SUPPLIED RECORDS
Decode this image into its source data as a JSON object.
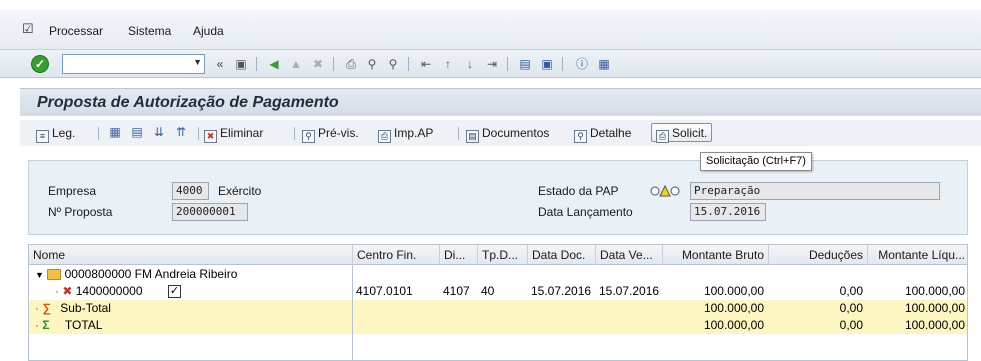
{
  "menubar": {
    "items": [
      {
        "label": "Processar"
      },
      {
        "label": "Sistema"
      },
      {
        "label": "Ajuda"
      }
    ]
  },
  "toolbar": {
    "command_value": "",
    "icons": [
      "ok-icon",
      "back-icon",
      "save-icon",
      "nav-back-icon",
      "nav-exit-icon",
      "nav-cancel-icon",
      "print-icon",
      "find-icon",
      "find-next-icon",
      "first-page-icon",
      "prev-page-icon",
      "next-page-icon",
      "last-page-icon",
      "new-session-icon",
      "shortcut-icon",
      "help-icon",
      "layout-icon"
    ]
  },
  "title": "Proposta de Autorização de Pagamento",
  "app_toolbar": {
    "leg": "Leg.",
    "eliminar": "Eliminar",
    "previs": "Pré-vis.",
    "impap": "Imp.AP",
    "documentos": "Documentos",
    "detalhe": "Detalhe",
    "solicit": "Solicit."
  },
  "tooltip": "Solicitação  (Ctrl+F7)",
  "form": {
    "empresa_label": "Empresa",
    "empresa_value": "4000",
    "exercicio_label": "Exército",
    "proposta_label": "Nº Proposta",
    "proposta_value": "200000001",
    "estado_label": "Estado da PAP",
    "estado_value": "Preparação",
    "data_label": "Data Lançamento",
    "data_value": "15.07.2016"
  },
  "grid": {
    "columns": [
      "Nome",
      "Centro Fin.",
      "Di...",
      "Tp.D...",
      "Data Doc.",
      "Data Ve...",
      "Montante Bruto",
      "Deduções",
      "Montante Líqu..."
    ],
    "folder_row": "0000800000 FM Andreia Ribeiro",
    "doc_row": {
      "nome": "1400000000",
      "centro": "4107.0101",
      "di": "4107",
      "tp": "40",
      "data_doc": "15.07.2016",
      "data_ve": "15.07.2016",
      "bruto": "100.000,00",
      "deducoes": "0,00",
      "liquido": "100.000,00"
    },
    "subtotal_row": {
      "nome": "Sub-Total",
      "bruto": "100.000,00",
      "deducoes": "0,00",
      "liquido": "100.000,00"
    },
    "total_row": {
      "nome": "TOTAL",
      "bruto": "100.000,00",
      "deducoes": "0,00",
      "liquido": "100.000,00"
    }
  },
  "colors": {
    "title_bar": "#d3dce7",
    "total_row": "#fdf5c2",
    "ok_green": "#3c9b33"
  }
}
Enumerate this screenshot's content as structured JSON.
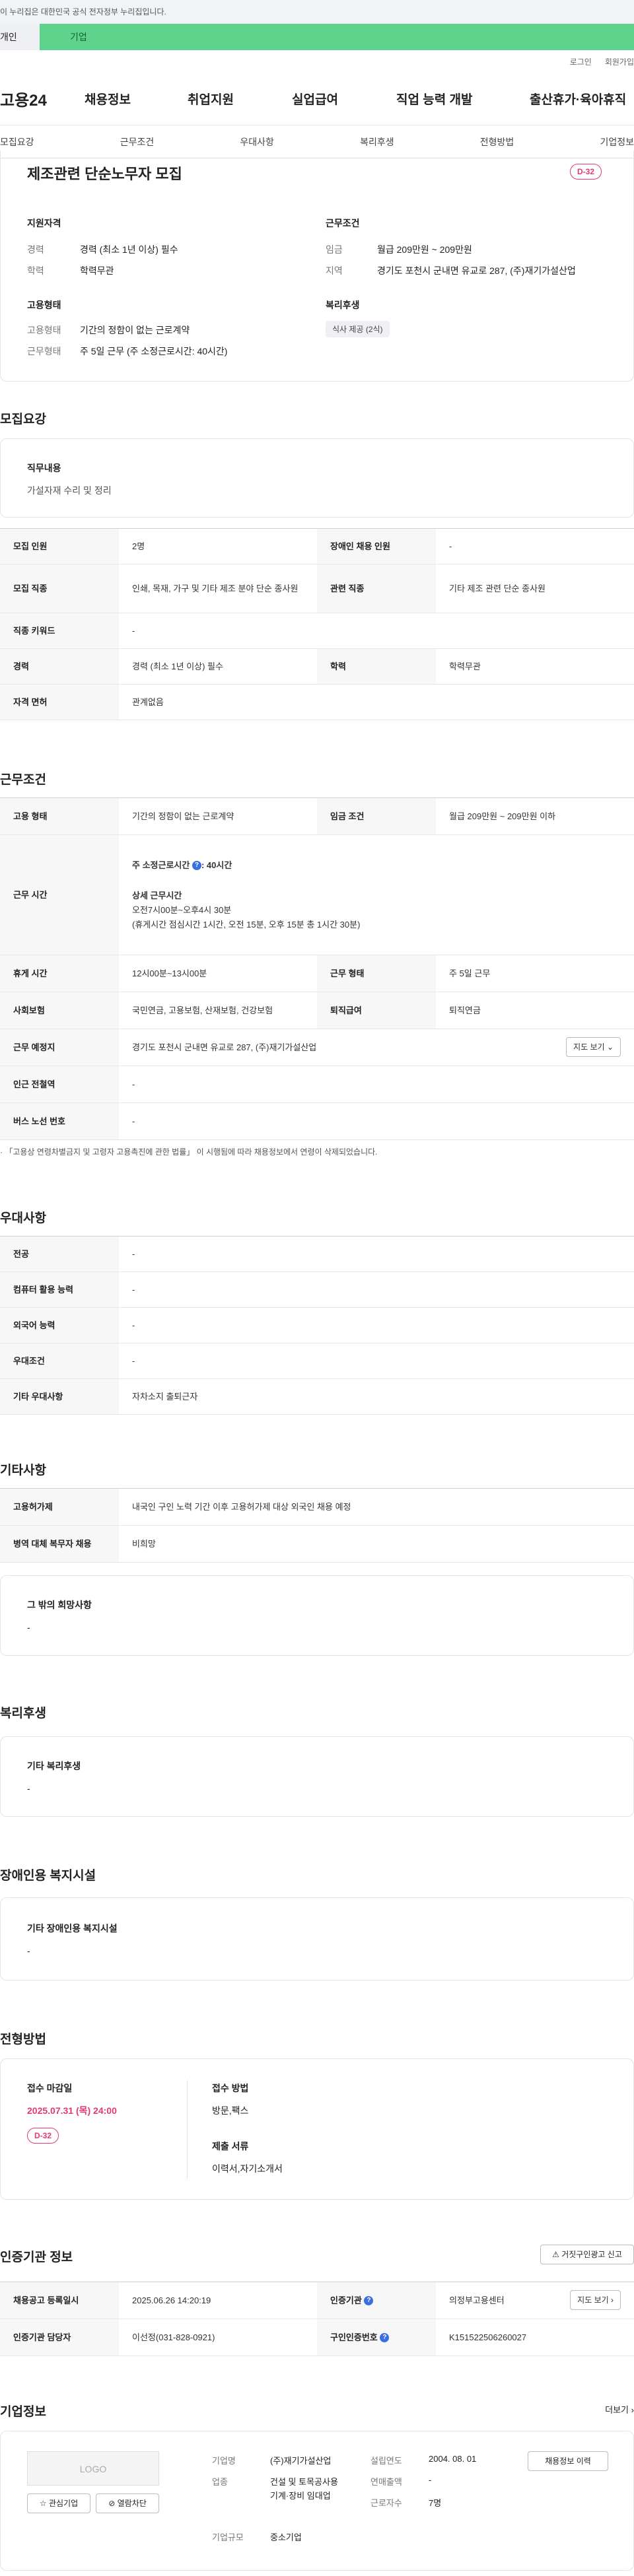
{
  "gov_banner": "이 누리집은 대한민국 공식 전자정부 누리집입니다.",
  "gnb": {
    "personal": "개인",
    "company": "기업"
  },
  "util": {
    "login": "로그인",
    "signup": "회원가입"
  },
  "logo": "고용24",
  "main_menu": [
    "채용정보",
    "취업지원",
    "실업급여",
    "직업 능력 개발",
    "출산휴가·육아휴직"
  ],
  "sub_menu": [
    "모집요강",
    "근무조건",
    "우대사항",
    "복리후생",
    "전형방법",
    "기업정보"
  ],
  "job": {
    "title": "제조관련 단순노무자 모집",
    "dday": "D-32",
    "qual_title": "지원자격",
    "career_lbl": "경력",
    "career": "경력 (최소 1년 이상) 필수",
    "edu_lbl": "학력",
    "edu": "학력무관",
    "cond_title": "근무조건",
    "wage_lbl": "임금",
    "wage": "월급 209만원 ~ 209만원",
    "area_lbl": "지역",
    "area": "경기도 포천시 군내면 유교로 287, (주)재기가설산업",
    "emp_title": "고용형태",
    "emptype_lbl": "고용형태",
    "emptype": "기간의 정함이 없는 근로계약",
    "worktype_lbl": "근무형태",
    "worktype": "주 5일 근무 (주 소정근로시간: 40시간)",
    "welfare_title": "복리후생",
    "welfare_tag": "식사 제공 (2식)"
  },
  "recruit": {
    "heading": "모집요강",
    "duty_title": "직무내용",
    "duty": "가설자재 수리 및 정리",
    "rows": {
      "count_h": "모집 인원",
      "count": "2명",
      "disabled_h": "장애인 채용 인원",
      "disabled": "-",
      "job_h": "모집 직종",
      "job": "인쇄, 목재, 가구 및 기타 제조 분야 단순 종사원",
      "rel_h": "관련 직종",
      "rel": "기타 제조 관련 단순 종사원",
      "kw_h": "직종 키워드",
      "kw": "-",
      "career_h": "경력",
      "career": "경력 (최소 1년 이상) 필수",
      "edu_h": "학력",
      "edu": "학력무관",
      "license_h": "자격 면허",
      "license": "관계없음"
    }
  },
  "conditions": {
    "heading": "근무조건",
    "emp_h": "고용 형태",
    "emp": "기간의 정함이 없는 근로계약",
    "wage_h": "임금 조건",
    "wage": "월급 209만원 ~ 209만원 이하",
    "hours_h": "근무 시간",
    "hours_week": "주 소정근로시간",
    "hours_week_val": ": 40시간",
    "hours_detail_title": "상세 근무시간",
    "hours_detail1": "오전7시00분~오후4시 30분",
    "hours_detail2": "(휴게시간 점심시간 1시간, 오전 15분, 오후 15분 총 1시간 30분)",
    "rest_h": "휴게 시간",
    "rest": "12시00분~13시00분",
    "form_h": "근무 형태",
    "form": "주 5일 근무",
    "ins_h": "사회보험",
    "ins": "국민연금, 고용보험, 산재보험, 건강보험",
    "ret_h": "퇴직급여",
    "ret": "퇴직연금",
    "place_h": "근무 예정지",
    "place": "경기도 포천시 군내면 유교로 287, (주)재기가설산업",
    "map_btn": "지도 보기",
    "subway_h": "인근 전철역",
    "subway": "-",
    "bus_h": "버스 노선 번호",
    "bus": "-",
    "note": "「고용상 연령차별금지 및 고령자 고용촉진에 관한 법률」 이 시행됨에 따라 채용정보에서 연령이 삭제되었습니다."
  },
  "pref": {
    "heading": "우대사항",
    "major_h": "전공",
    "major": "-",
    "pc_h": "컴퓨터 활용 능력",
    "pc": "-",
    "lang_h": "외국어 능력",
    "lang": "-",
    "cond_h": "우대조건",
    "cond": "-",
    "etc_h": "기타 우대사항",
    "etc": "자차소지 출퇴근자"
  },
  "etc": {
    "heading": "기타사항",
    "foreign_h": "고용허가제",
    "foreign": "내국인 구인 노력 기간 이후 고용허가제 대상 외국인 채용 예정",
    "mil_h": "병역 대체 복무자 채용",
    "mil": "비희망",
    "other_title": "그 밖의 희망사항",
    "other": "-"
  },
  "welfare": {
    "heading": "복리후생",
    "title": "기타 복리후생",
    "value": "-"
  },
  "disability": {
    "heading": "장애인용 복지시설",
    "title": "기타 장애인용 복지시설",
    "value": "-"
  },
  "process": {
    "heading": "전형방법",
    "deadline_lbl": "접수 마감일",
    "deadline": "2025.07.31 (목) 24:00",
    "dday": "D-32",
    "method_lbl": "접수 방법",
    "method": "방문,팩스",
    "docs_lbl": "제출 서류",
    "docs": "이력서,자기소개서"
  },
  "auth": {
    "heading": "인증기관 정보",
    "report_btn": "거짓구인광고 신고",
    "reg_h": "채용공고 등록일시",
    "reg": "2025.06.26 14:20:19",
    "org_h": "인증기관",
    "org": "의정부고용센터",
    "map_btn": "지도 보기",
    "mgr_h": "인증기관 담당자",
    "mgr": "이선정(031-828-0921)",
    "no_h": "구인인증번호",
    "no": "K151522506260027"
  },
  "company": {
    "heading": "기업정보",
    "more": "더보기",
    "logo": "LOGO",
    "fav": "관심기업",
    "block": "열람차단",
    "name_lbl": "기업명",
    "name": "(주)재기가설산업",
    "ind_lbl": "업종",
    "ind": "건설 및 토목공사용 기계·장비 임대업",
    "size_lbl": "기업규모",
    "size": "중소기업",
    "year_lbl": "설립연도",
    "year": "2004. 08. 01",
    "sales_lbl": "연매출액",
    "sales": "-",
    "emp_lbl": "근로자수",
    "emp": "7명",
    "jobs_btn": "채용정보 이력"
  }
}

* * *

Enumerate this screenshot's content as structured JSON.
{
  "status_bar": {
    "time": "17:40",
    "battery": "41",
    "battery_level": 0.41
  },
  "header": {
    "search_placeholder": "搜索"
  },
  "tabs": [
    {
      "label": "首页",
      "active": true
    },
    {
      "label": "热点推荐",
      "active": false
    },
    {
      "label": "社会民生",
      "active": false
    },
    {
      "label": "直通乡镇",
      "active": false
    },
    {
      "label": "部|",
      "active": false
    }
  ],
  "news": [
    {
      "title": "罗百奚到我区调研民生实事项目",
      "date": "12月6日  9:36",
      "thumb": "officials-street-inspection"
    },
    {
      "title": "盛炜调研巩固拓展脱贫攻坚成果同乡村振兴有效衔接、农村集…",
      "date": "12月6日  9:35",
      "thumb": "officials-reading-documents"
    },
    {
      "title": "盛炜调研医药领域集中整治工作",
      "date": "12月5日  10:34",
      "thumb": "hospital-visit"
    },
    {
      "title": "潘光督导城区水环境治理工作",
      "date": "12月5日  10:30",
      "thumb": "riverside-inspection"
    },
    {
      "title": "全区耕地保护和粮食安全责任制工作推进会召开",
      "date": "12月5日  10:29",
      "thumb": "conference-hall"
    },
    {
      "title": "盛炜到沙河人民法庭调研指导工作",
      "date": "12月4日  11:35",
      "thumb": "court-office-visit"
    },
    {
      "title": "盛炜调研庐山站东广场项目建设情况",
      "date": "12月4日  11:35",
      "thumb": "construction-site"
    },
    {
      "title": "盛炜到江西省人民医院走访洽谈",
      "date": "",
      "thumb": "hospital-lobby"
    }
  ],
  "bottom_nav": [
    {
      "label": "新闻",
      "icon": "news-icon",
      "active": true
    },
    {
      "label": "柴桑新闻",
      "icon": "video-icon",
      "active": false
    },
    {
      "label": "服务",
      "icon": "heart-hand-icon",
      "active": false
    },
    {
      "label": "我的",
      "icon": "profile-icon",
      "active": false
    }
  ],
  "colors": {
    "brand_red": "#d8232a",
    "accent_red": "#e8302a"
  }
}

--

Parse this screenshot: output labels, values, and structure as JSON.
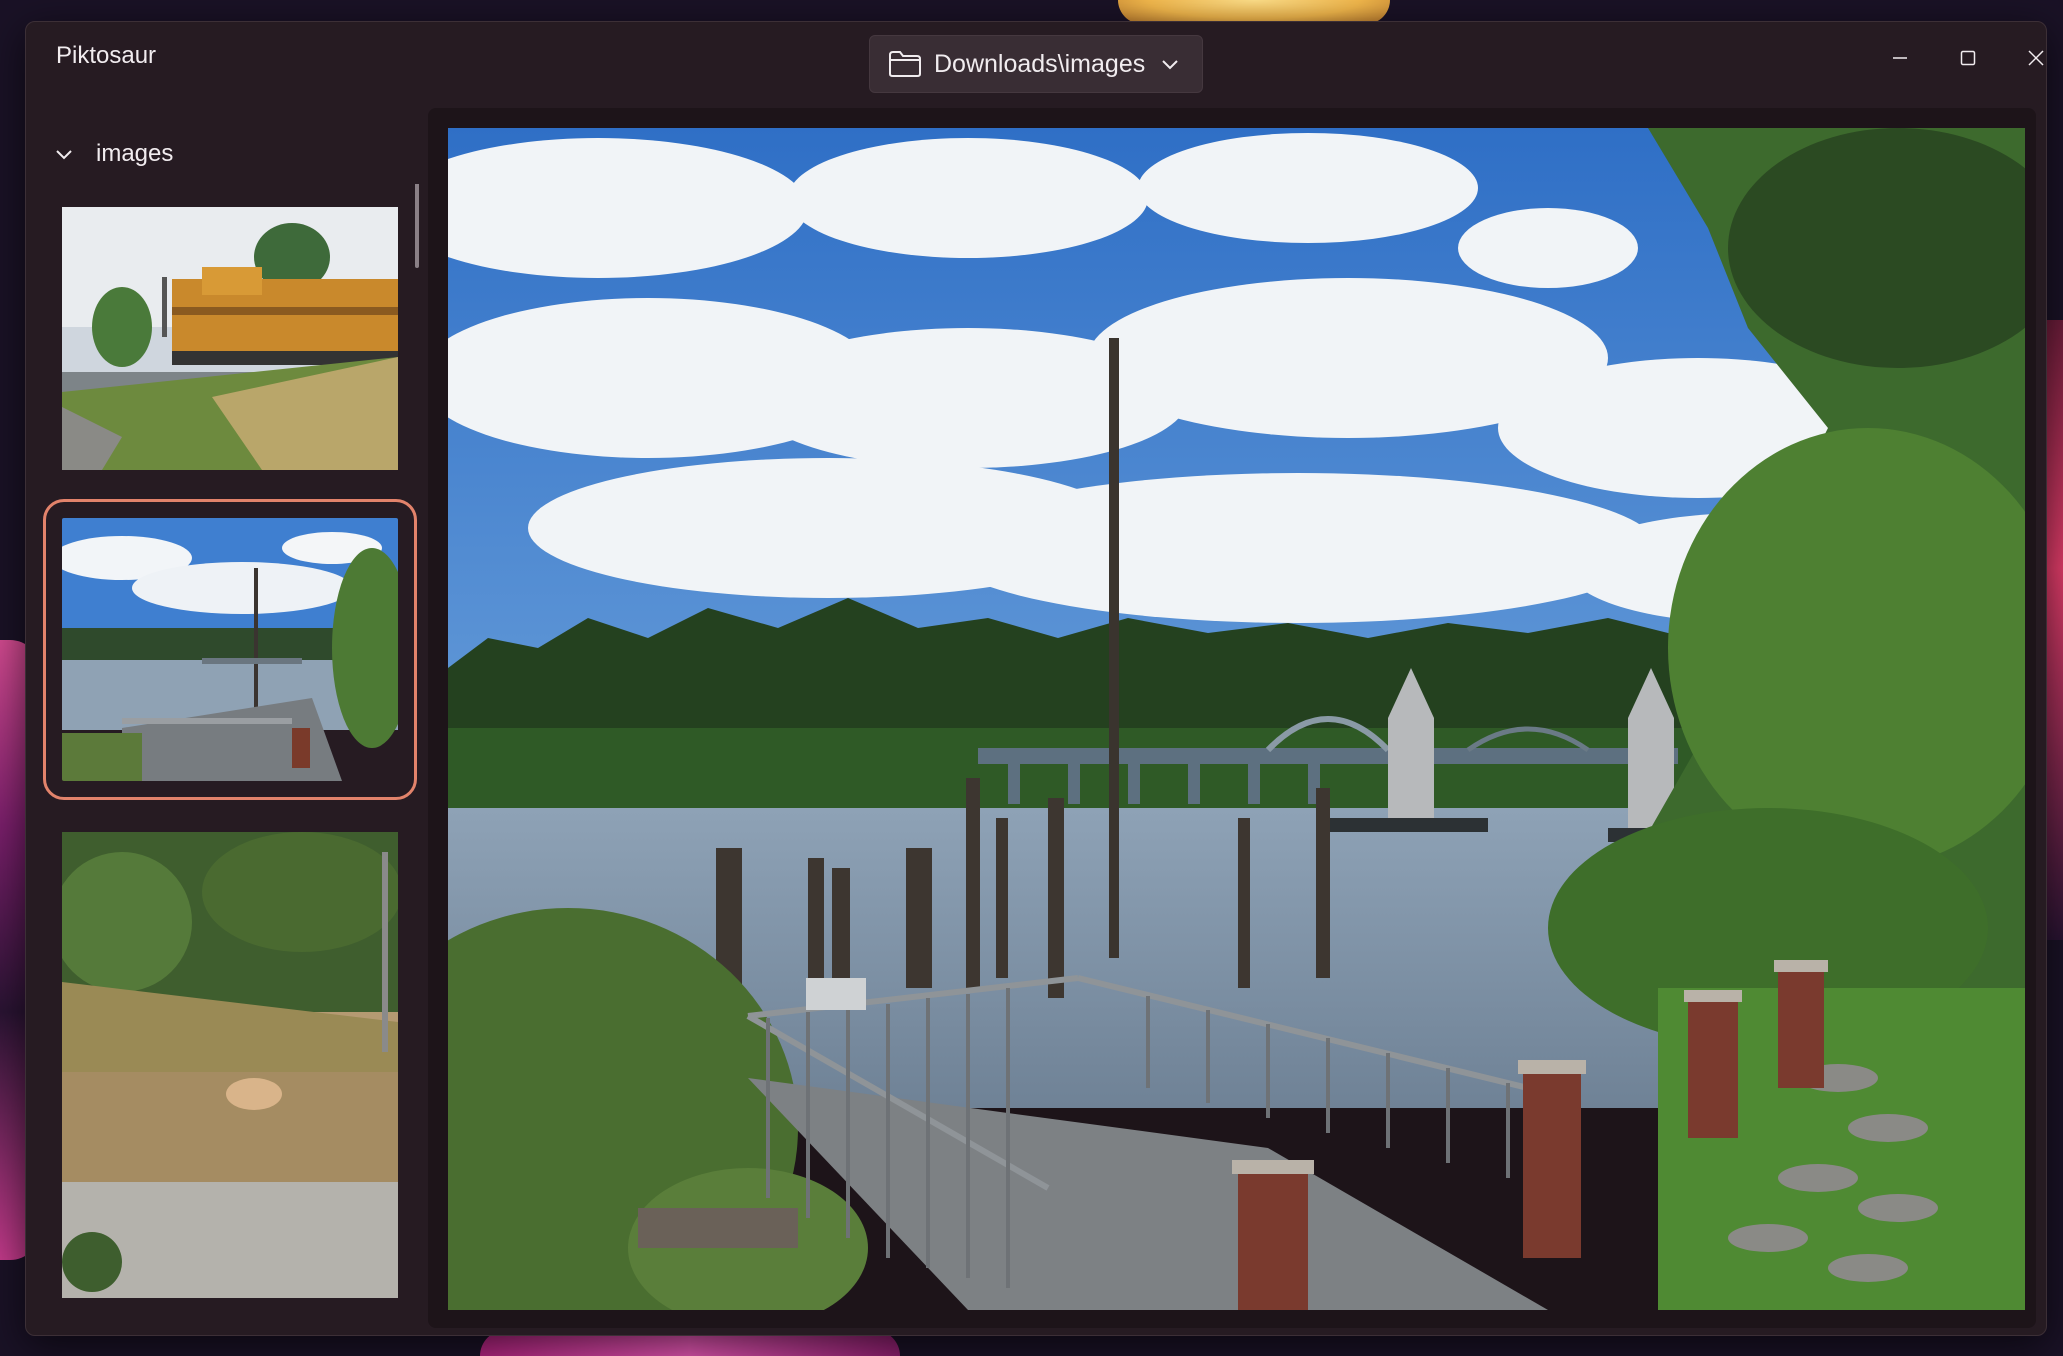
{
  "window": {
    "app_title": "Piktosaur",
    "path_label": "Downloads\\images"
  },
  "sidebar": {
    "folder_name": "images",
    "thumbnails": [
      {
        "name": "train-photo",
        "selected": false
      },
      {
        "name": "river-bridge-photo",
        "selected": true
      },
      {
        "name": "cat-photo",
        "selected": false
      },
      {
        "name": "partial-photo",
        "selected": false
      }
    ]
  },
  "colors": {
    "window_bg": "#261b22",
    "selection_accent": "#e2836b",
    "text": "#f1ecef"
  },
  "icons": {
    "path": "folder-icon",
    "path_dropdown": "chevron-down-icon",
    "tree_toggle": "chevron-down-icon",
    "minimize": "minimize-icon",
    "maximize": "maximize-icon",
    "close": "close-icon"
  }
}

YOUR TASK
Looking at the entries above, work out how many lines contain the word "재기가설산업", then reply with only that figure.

ANSWER TO THIS TASK
3